Work task: Give back every record below word for word, with the pictures omitted.

(Beginning of Dataset extract)

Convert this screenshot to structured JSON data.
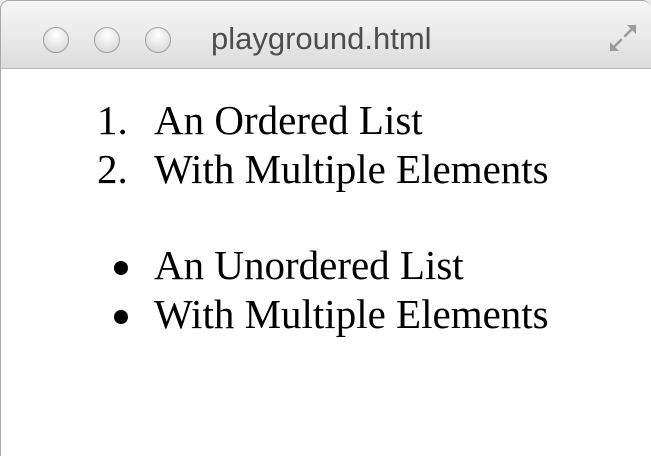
{
  "window": {
    "title": "playground.html"
  },
  "ordered_list": {
    "items": [
      {
        "marker": "1.",
        "text": "An Ordered List"
      },
      {
        "marker": "2.",
        "text": "With Multiple Elements"
      }
    ]
  },
  "unordered_list": {
    "items": [
      {
        "text": "An Unordered List"
      },
      {
        "text": "With Multiple Elements"
      }
    ]
  },
  "icons": {
    "close": "close-icon",
    "minimize": "minimize-icon",
    "zoom": "zoom-icon",
    "fullscreen": "fullscreen-icon"
  }
}
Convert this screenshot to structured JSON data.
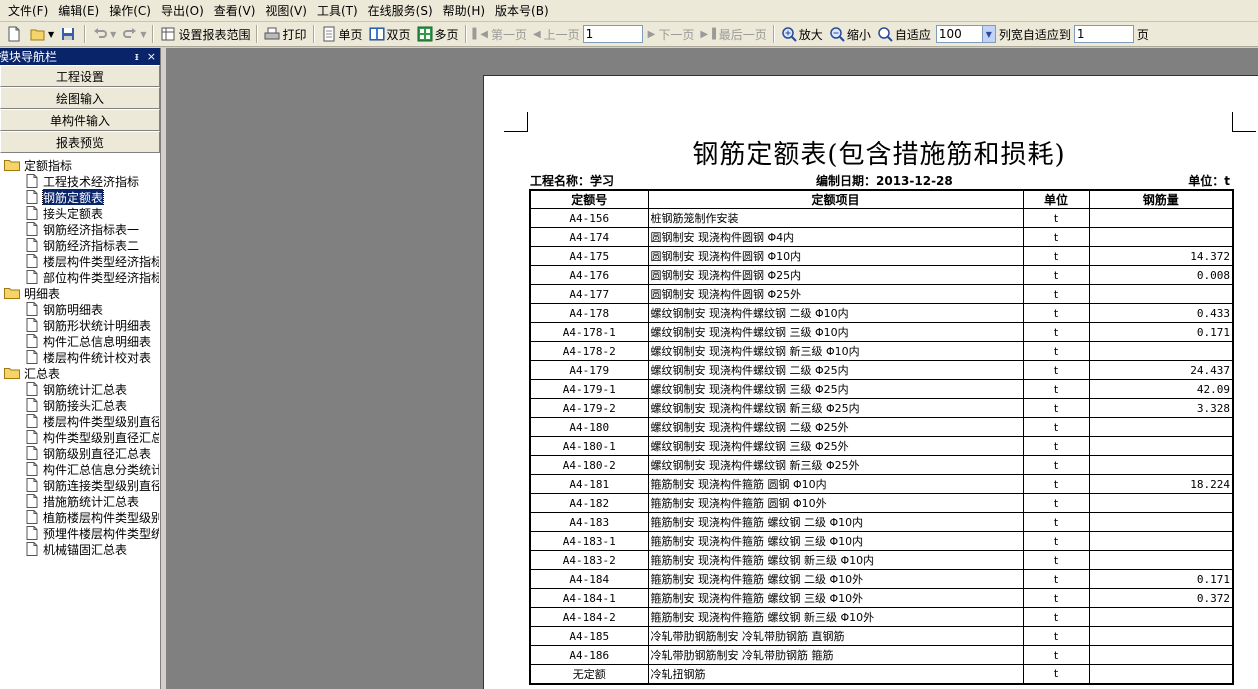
{
  "menu": [
    "文件(F)",
    "编辑(E)",
    "操作(C)",
    "导出(O)",
    "查看(V)",
    "视图(V)",
    "工具(T)",
    "在线服务(S)",
    "帮助(H)",
    "版本号(B)"
  ],
  "toolbar": {
    "set_range": "设置报表范围",
    "print": "打印",
    "single_page": "单页",
    "double_page": "双页",
    "multi_page": "多页",
    "first_page": "第一页",
    "prev_page": "上一页",
    "page_value": "1",
    "next_page": "下一页",
    "last_page": "最后一页",
    "zoom_in": "放大",
    "zoom_out": "缩小",
    "fit": "自适应",
    "zoom_value": "100",
    "col_fit": "列宽自适应到",
    "col_value": "1",
    "page_unit": "页"
  },
  "sidebar": {
    "title": "模块导航栏",
    "pin": "ᵻ",
    "close": "×",
    "nav_buttons": [
      "工程设置",
      "绘图输入",
      "单构件输入",
      "报表预览"
    ],
    "groups": [
      {
        "label": "定额指标",
        "items": [
          "工程技术经济指标",
          "钢筋定额表",
          "接头定额表",
          "钢筋经济指标表一",
          "钢筋经济指标表二",
          "楼层构件类型经济指标",
          "部位构件类型经济指标"
        ]
      },
      {
        "label": "明细表",
        "items": [
          "钢筋明细表",
          "钢筋形状统计明细表",
          "构件汇总信息明细表",
          "楼层构件统计校对表"
        ]
      },
      {
        "label": "汇总表",
        "items": [
          "钢筋统计汇总表",
          "钢筋接头汇总表",
          "楼层构件类型级别直径",
          "构件类型级别直径汇总",
          "钢筋级别直径汇总表",
          "构件汇总信息分类统计",
          "钢筋连接类型级别直径",
          "措施筋统计汇总表",
          "植筋楼层构件类型级别",
          "预埋件楼层构件类型统",
          "机械锚固汇总表"
        ]
      }
    ],
    "selected": "钢筋定额表"
  },
  "report": {
    "title": "钢筋定额表(包含措施筋和损耗)",
    "project_label": "工程名称：学习",
    "date_label": "编制日期：2013-12-28",
    "unit_label": "单位：t",
    "columns": [
      "定额号",
      "定额项目",
      "单位",
      "钢筋量"
    ],
    "rows": [
      [
        "A4-156",
        "桩钢筋笼制作安装",
        "t",
        ""
      ],
      [
        "A4-174",
        "圆钢制安 现浇构件圆钢 Φ4内",
        "t",
        ""
      ],
      [
        "A4-175",
        "圆钢制安 现浇构件圆钢 Φ10内",
        "t",
        "14.372"
      ],
      [
        "A4-176",
        "圆钢制安 现浇构件圆钢 Φ25内",
        "t",
        "0.008"
      ],
      [
        "A4-177",
        "圆钢制安 现浇构件圆钢 Φ25外",
        "t",
        ""
      ],
      [
        "A4-178",
        "螺纹钢制安 现浇构件螺纹钢 二级 Φ10内",
        "t",
        "0.433"
      ],
      [
        "A4-178-1",
        "螺纹钢制安 现浇构件螺纹钢 三级 Φ10内",
        "t",
        "0.171"
      ],
      [
        "A4-178-2",
        "螺纹钢制安 现浇构件螺纹钢 新三级 Φ10内",
        "t",
        ""
      ],
      [
        "A4-179",
        "螺纹钢制安 现浇构件螺纹钢 二级 Φ25内",
        "t",
        "24.437"
      ],
      [
        "A4-179-1",
        "螺纹钢制安 现浇构件螺纹钢 三级 Φ25内",
        "t",
        "42.09"
      ],
      [
        "A4-179-2",
        "螺纹钢制安 现浇构件螺纹钢 新三级 Φ25内",
        "t",
        "3.328"
      ],
      [
        "A4-180",
        "螺纹钢制安 现浇构件螺纹钢 二级 Φ25外",
        "t",
        ""
      ],
      [
        "A4-180-1",
        "螺纹钢制安 现浇构件螺纹钢 三级 Φ25外",
        "t",
        ""
      ],
      [
        "A4-180-2",
        "螺纹钢制安 现浇构件螺纹钢 新三级 Φ25外",
        "t",
        ""
      ],
      [
        "A4-181",
        "箍筋制安 现浇构件箍筋 圆钢 Φ10内",
        "t",
        "18.224"
      ],
      [
        "A4-182",
        "箍筋制安 现浇构件箍筋 圆钢 Φ10外",
        "t",
        ""
      ],
      [
        "A4-183",
        "箍筋制安 现浇构件箍筋 螺纹钢 二级 Φ10内",
        "t",
        ""
      ],
      [
        "A4-183-1",
        "箍筋制安 现浇构件箍筋 螺纹钢 三级 Φ10内",
        "t",
        ""
      ],
      [
        "A4-183-2",
        "箍筋制安 现浇构件箍筋 螺纹钢 新三级 Φ10内",
        "t",
        ""
      ],
      [
        "A4-184",
        "箍筋制安 现浇构件箍筋 螺纹钢 二级 Φ10外",
        "t",
        "0.171"
      ],
      [
        "A4-184-1",
        "箍筋制安 现浇构件箍筋 螺纹钢 三级 Φ10外",
        "t",
        "0.372"
      ],
      [
        "A4-184-2",
        "箍筋制安 现浇构件箍筋 螺纹钢 新三级 Φ10外",
        "t",
        ""
      ],
      [
        "A4-185",
        "冷轧带肋钢筋制安 冷轧带肋钢筋 直钢筋",
        "t",
        ""
      ],
      [
        "A4-186",
        "冷轧带肋钢筋制安 冷轧带肋钢筋 箍筋",
        "t",
        ""
      ],
      [
        "无定额",
        "冷轧扭钢筋",
        "t",
        ""
      ]
    ]
  },
  "colors": {
    "selection": "#0a246a",
    "chrome": "#ece9d8",
    "workspace": "#808080",
    "folder": "#f5d46a"
  }
}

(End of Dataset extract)

Task output:
Convert this screenshot to structured JSON data.
{
  "window": {
    "title": "playground.html"
  },
  "ordered_list": {
    "items": [
      {
        "marker": "1.",
        "text": "An Ordered List"
      },
      {
        "marker": "2.",
        "text": "With Multiple Elements"
      }
    ]
  },
  "unordered_list": {
    "items": [
      {
        "text": "An Unordered List"
      },
      {
        "text": "With Multiple Elements"
      }
    ]
  },
  "icons": {
    "close": "close-icon",
    "minimize": "minimize-icon",
    "zoom": "zoom-icon",
    "fullscreen": "fullscreen-icon"
  }
}
Convert this screenshot to structured JSON data.
{
  "menu": [
    "文件(F)",
    "编辑(E)",
    "操作(C)",
    "导出(O)",
    "查看(V)",
    "视图(V)",
    "工具(T)",
    "在线服务(S)",
    "帮助(H)",
    "版本号(B)"
  ],
  "toolbar": {
    "set_range": "设置报表范围",
    "print": "打印",
    "single_page": "单页",
    "double_page": "双页",
    "multi_page": "多页",
    "first_page": "第一页",
    "prev_page": "上一页",
    "page_value": "1",
    "next_page": "下一页",
    "last_page": "最后一页",
    "zoom_in": "放大",
    "zoom_out": "缩小",
    "fit": "自适应",
    "zoom_value": "100",
    "col_fit": "列宽自适应到",
    "col_value": "1",
    "page_unit": "页"
  },
  "sidebar": {
    "title": "模块导航栏",
    "pin": "ᵻ",
    "close": "×",
    "nav_buttons": [
      "工程设置",
      "绘图输入",
      "单构件输入",
      "报表预览"
    ],
    "groups": [
      {
        "label": "定额指标",
        "items": [
          "工程技术经济指标",
          "钢筋定额表",
          "接头定额表",
          "钢筋经济指标表一",
          "钢筋经济指标表二",
          "楼层构件类型经济指标",
          "部位构件类型经济指标"
        ]
      },
      {
        "label": "明细表",
        "items": [
          "钢筋明细表",
          "钢筋形状统计明细表",
          "构件汇总信息明细表",
          "楼层构件统计校对表"
        ]
      },
      {
        "label": "汇总表",
        "items": [
          "钢筋统计汇总表",
          "钢筋接头汇总表",
          "楼层构件类型级别直径",
          "构件类型级别直径汇总",
          "钢筋级别直径汇总表",
          "构件汇总信息分类统计",
          "钢筋连接类型级别直径",
          "措施筋统计汇总表",
          "植筋楼层构件类型级别",
          "预埋件楼层构件类型统",
          "机械锚固汇总表"
        ]
      }
    ],
    "selected": "钢筋定额表"
  },
  "report": {
    "title": "钢筋定额表(包含措施筋和损耗)",
    "project_label": "工程名称：学习",
    "date_label": "编制日期：2013-12-28",
    "unit_label": "单位：t",
    "columns": [
      "定额号",
      "定额项目",
      "单位",
      "钢筋量"
    ],
    "rows": [
      [
        "A4-156",
        "桩钢筋笼制作安装",
        "t",
        ""
      ],
      [
        "A4-174",
        "圆钢制安 现浇构件圆钢 Φ4内",
        "t",
        ""
      ],
      [
        "A4-175",
        "圆钢制安 现浇构件圆钢 Φ10内",
        "t",
        "14.372"
      ],
      [
        "A4-176",
        "圆钢制安 现浇构件圆钢 Φ25内",
        "t",
        "0.008"
      ],
      [
        "A4-177",
        "圆钢制安 现浇构件圆钢 Φ25外",
        "t",
        ""
      ],
      [
        "A4-178",
        "螺纹钢制安 现浇构件螺纹钢 二级 Φ10内",
        "t",
        "0.433"
      ],
      [
        "A4-178-1",
        "螺纹钢制安 现浇构件螺纹钢 三级 Φ10内",
        "t",
        "0.171"
      ],
      [
        "A4-178-2",
        "螺纹钢制安 现浇构件螺纹钢 新三级 Φ10内",
        "t",
        ""
      ],
      [
        "A4-179",
        "螺纹钢制安 现浇构件螺纹钢 二级 Φ25内",
        "t",
        "24.437"
      ],
      [
        "A4-179-1",
        "螺纹钢制安 现浇构件螺纹钢 三级 Φ25内",
        "t",
        "42.09"
      ],
      [
        "A4-179-2",
        "螺纹钢制安 现浇构件螺纹钢 新三级 Φ25内",
        "t",
        "3.328"
      ],
      [
        "A4-180",
        "螺纹钢制安 现浇构件螺纹钢 二级 Φ25外",
        "t",
        ""
      ],
      [
        "A4-180-1",
        "螺纹钢制安 现浇构件螺纹钢 三级 Φ25外",
        "t",
        ""
      ],
      [
        "A4-180-2",
        "螺纹钢制安 现浇构件螺纹钢 新三级 Φ25外",
        "t",
        ""
      ],
      [
        "A4-181",
        "箍筋制安 现浇构件箍筋 圆钢 Φ10内",
        "t",
        "18.224"
      ],
      [
        "A4-182",
        "箍筋制安 现浇构件箍筋 圆钢 Φ10外",
        "t",
        ""
      ],
      [
        "A4-183",
        "箍筋制安 现浇构件箍筋 螺纹钢 二级 Φ10内",
        "t",
        ""
      ],
      [
        "A4-183-1",
        "箍筋制安 现浇构件箍筋 螺纹钢 三级 Φ10内",
        "t",
        ""
      ],
      [
        "A4-183-2",
        "箍筋制安 现浇构件箍筋 螺纹钢 新三级 Φ10内",
        "t",
        ""
      ],
      [
        "A4-184",
        "箍筋制安 现浇构件箍筋 螺纹钢 二级 Φ10外",
        "t",
        "0.171"
      ],
      [
        "A4-184-1",
        "箍筋制安 现浇构件箍筋 螺纹钢 三级 Φ10外",
        "t",
        "0.372"
      ],
      [
        "A4-184-2",
        "箍筋制安 现浇构件箍筋 螺纹钢 新三级 Φ10外",
        "t",
        ""
      ],
      [
        "A4-185",
        "冷轧带肋钢筋制安 冷轧带肋钢筋 直钢筋",
        "t",
        ""
      ],
      [
        "A4-186",
        "冷轧带肋钢筋制安 冷轧带肋钢筋 箍筋",
        "t",
        ""
      ],
      [
        "无定额",
        "冷轧扭钢筋",
        "t",
        ""
      ]
    ]
  },
  "colors": {
    "selection": "#0a246a",
    "chrome": "#ece9d8",
    "workspace": "#808080",
    "folder": "#f5d46a"
  }
}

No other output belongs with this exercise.